* **TASK**
A faithful copy of all the data below, please; leave no line out.

* **DATA FOR THE TASK**
—————
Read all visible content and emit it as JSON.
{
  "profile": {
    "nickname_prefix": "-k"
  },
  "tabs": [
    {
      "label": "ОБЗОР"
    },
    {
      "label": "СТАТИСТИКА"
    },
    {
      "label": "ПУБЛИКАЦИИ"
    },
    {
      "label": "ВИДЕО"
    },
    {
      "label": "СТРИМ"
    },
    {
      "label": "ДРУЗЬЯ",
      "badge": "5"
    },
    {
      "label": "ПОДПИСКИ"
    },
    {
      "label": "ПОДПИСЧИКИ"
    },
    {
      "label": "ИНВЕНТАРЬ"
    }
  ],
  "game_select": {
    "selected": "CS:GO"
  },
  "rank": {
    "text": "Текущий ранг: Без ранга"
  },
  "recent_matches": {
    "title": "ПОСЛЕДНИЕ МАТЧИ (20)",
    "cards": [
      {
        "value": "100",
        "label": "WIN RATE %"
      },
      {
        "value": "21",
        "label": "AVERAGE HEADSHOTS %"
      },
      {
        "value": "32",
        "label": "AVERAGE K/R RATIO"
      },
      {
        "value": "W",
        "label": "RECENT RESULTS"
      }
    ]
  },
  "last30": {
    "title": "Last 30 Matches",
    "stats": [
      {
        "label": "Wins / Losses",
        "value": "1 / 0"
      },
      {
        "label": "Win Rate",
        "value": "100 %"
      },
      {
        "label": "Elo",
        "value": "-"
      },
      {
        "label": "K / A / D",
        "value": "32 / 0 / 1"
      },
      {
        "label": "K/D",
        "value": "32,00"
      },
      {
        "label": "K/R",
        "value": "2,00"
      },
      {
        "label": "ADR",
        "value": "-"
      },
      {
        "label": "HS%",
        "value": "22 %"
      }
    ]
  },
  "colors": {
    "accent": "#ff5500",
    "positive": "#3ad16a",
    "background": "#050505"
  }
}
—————
* **ANSWER SECTION**
Read all visible content and emit it as JSON.
{
  "profile": {
    "nickname_prefix": "-k"
  },
  "tabs": [
    {
      "label": "ОБЗОР"
    },
    {
      "label": "СТАТИСТИКА"
    },
    {
      "label": "ПУБЛИКАЦИИ"
    },
    {
      "label": "ВИДЕО"
    },
    {
      "label": "СТРИМ"
    },
    {
      "label": "ДРУЗЬЯ",
      "badge": "5"
    },
    {
      "label": "ПОДПИСКИ"
    },
    {
      "label": "ПОДПИСЧИКИ"
    },
    {
      "label": "ИНВЕНТАРЬ"
    }
  ],
  "game_select": {
    "selected": "CS:GO"
  },
  "rank": {
    "text": "Текущий ранг: Без ранга"
  },
  "recent_matches": {
    "title": "ПОСЛЕДНИЕ МАТЧИ (20)",
    "cards": [
      {
        "value": "100",
        "label": "WIN RATE %"
      },
      {
        "value": "21",
        "label": "AVERAGE HEADSHOTS %"
      },
      {
        "value": "32",
        "label": "AVERAGE K/R RATIO"
      },
      {
        "value": "W",
        "label": "RECENT RESULTS"
      }
    ]
  },
  "last30": {
    "title": "Last 30 Matches",
    "stats": [
      {
        "label": "Wins / Losses",
        "value": "1 / 0"
      },
      {
        "label": "Win Rate",
        "value": "100 %"
      },
      {
        "label": "Elo",
        "value": "-"
      },
      {
        "label": "K / A / D",
        "value": "32 / 0 / 1"
      },
      {
        "label": "K/D",
        "value": "32,00"
      },
      {
        "label": "K/R",
        "value": "2,00"
      },
      {
        "label": "ADR",
        "value": "-"
      },
      {
        "label": "HS%",
        "value": "22 %"
      }
    ]
  },
  "colors": {
    "accent": "#ff5500",
    "positive": "#3ad16a",
    "background": "#050505"
  }
}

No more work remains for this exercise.